By Jan Lawrence
It was while traveling along the South Platte River that the husband, Mac, suffered his greatest loss of the trip. Like most men of that day, he carried with him his keg of sustaining influence (better known as liquor). The keg was a ten-gallon one, very prized and always carefully protected when the way was particularly rough. Susan noted: “I never believed in the use of liquor in the vulgar sense, but I am sure I never objected to the friendly cup passed at the close of the day when the stress of going had borne too heavily upon our men.” She felt it seemed to lighten the load.
Well, one can imagine the heroic efforts made to secure Mac’s ten-gallon keg of whiskey when the wagon tipped over, crushing it! John L. Crow was nearly killed, being badly injured, but that was not known at first. All eyes saw only one thing…the crushed keg of whiskey, its liquid life refreshing an unappreciative wilderness. Mac told his wife, Susan, home seemed a long way off when that happened. The heroic efforts were only partially rewarded with one gallon of the ten being saved. ‘Better than nothing’ was the prevailing thought.
From Fort Kearny, the wagons crossed the North Platte River on a bridge of very primitive construction, but nevertheless a bridge. Many years later, Susan reflected that she could not bring herself to grumble when traveling across beautifully crafted roads and encountering an unexpected bump.
After crossing the North Platte, they traveled west to Laramie where they stayed a night before continuing. Not far from Laramie, they encountered a blinding sandstorm that made travel impossible. The wagon train stopped, but finally continued on toward Salt Lake.
Each day was filled with its unusual incident of great or small importance. While no one in their immediate train was killed or captured by the Indians, a friend of Susan’s, Mrs. Clement, who had come from another wagon train, was nearly captured by the same band of Indians that took a lady named Franny Kelley and kept her for a long time.
A tumbled-down shack was found near where Mrs. Clement’s party was attacked and there the men were able to hold out against the Indians. The wagon train had been abandoned to seek shelter in the shack. The Indians totally ransacked the wagons, burned them, destroyed the feather beds, scattering feathers to the wind and carried away the ticking. Mrs. Clement’s party was picked up and taken to California by a later train.
Between Laramie and Salt Lake, they crossed the Green River. The cattle had become very tired, but there was no stopover scheduled. Finally, they were forced to lay-over four days on the California side of the Green River.
Again they were forced to stop 106 days on account of Grandpa Crow being stricken with mountain fever. He was very ill, and no one thought he would see California. Still, he did recover, seeing California and live a prosperous life there.
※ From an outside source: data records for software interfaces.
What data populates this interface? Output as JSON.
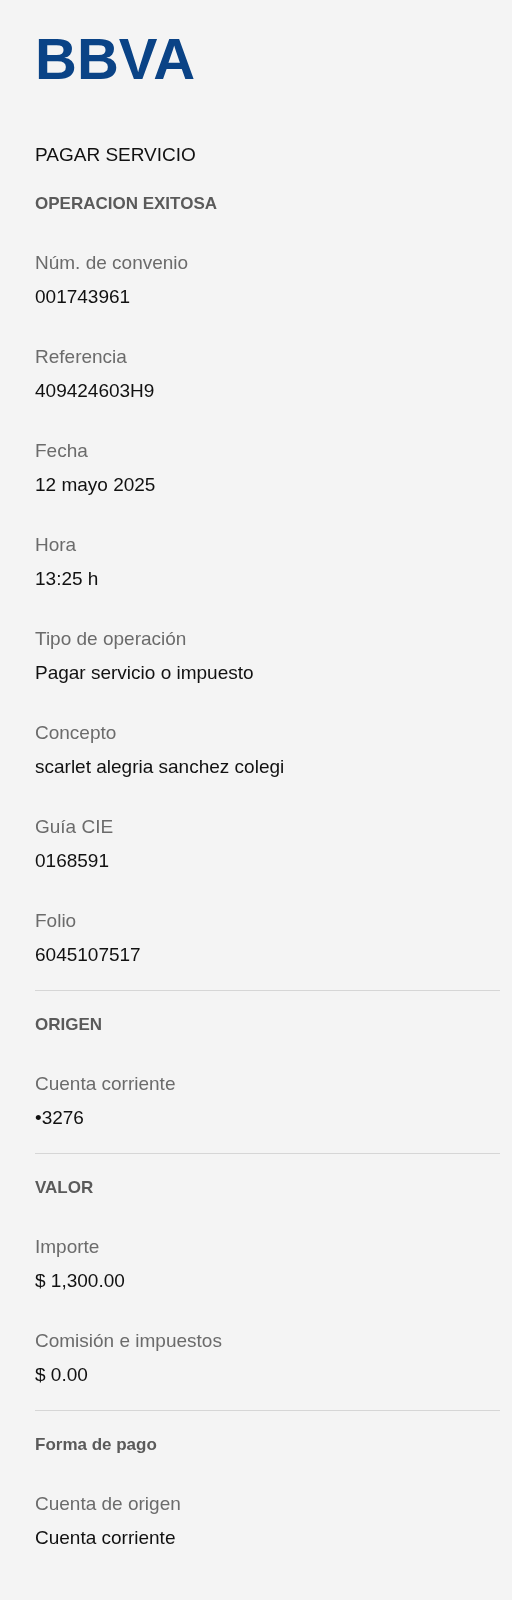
{
  "logo": "BBVA",
  "title": "PAGAR SERVICIO",
  "sections": [
    {
      "heading": "OPERACION EXITOSA",
      "divider": false,
      "fields": [
        {
          "label": "Núm. de convenio",
          "value": "001743961"
        },
        {
          "label": "Referencia",
          "value": "409424603H9"
        },
        {
          "label": "Fecha",
          "value": "12 mayo 2025"
        },
        {
          "label": "Hora",
          "value": "13:25 h"
        },
        {
          "label": "Tipo de operación",
          "value": "Pagar servicio o impuesto"
        },
        {
          "label": "Concepto",
          "value": "scarlet alegria sanchez colegi"
        },
        {
          "label": "Guía CIE",
          "value": "0168591"
        },
        {
          "label": "Folio",
          "value": "6045107517"
        }
      ]
    },
    {
      "heading": "ORIGEN",
      "divider": true,
      "fields": [
        {
          "label": "Cuenta corriente",
          "value": "•3276"
        }
      ]
    },
    {
      "heading": "VALOR",
      "divider": true,
      "fields": [
        {
          "label": "Importe",
          "value": "$ 1,300.00"
        },
        {
          "label": "Comisión e impuestos",
          "value": "$ 0.00"
        }
      ]
    },
    {
      "heading": "Forma de pago",
      "divider": true,
      "fields": [
        {
          "label": "Cuenta de origen",
          "value": "Cuenta corriente"
        }
      ]
    }
  ]
}
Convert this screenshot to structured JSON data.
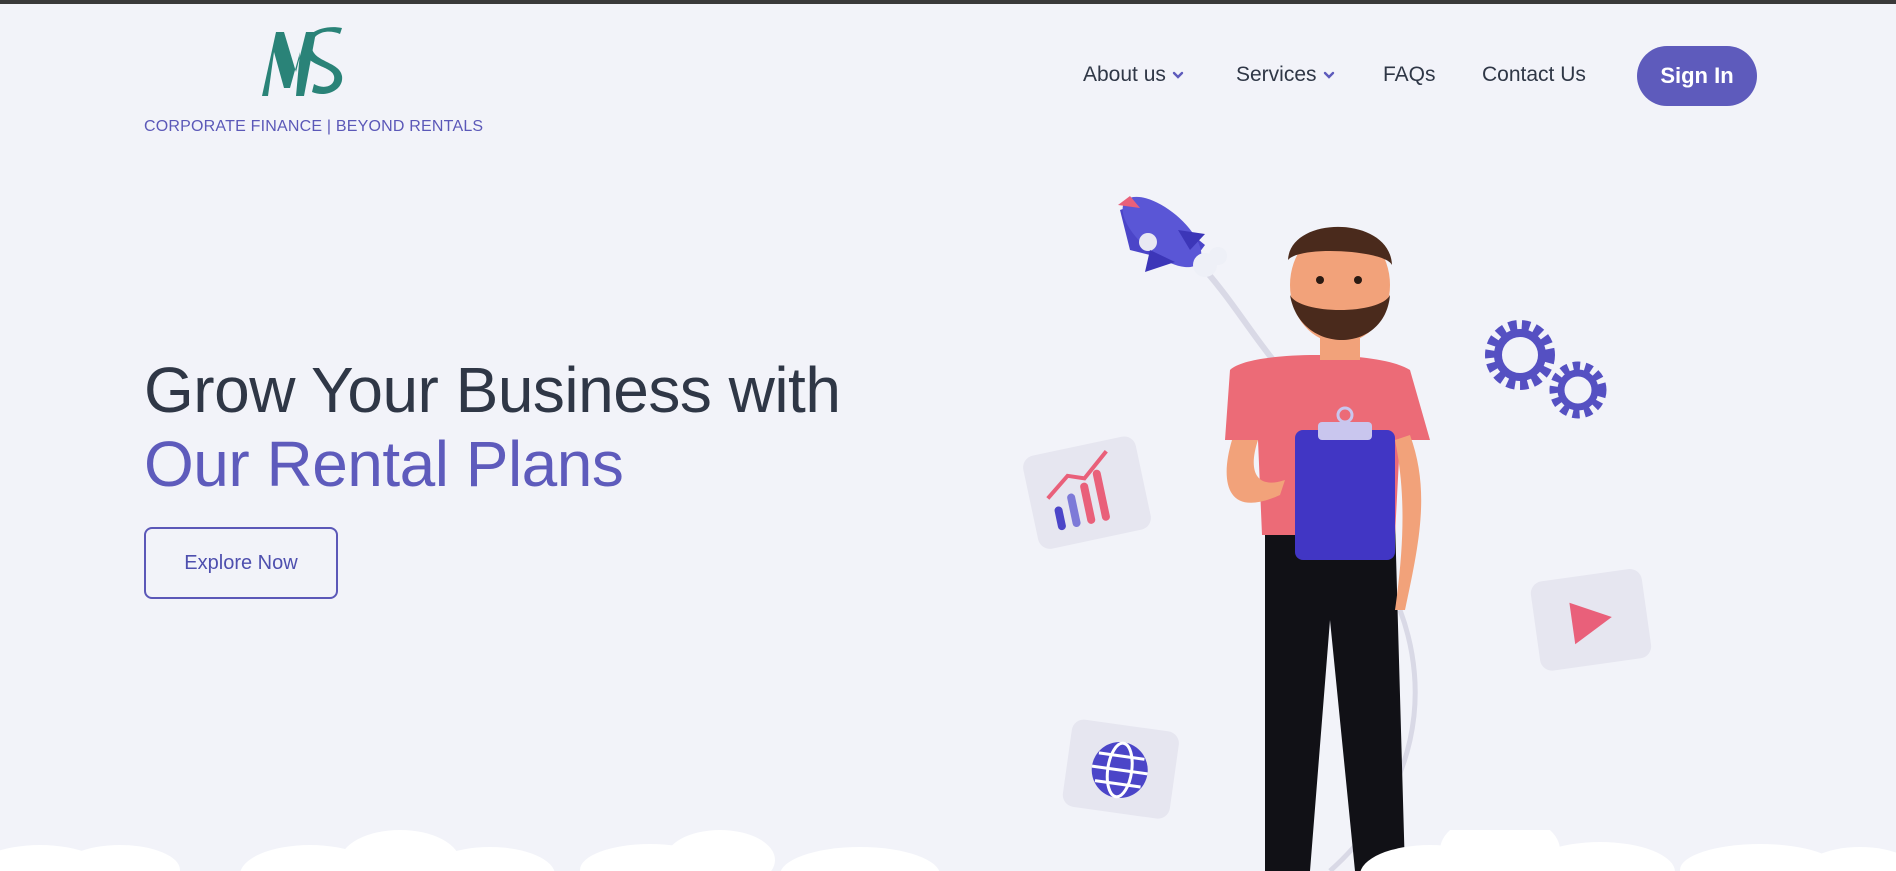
{
  "brand": {
    "logo_text": "MS",
    "tagline": "CORPORATE FINANCE | BEYOND RENTALS",
    "logo_color": "#2a8378"
  },
  "nav": {
    "items": [
      {
        "label": "About us",
        "has_dropdown": true
      },
      {
        "label": "Services",
        "has_dropdown": true
      },
      {
        "label": "FAQs",
        "has_dropdown": false
      },
      {
        "label": "Contact Us",
        "has_dropdown": false
      }
    ],
    "signin_label": "Sign In"
  },
  "hero": {
    "title_line1": "Grow Your Business with",
    "title_line2": "Our Rental Plans",
    "cta_label": "Explore Now"
  },
  "colors": {
    "background": "#f2f3f9",
    "accent": "#5e5bbc",
    "heading": "#2f3746"
  },
  "illustration": {
    "icons": [
      "rocket-icon",
      "gears-icon",
      "chart-card-icon",
      "play-card-icon",
      "globe-card-icon"
    ],
    "figure": "man-with-clipboard"
  }
}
Those 106 days were an anxious time, not only because of Rankin Crow’s illness, but also because of Susan’s pregnancy. Also, John McBee, Jr., Susan’s three-year-old stepson, nearly drowned when the riverbank where he stood collapsed into the whirling stream, but Susan was nearby and able to grab his hand.
The McBee wagon train stopped another four days in Big Canyon, about six miles from Salt Lake. There the Mormons took “for the Lord” four sheep. Mac was driving sheep that belonged to Mr. Brown. He and Brown picked up each other’s strays. Mac explained this to the Mormons who knew he was telling the truth but took the sheep anyway. John L. swore at them but they persisted. The men of the wagon train did have a stray…a big, fine-looking, brown, blind horse they had found swimming aimlessly in the Green River.
The horse could not find the bank, but by talking to it, the men were able to bring him close enough to the bank to throw a rope on. John L. showed the Mormons the horse, told them he was a stray, and dared them to take it. He was fined for swearing but kept the horse.
In August of 1853 they reached Salt Lake. From there they traveled right on toward the summit of the Rocky Mountains. As they reached the summit, the way was very gently slopping and smooth. The only way they knew it was the summit, was the rivers ran west instead of east. So they knew they had reached the Continental Divide.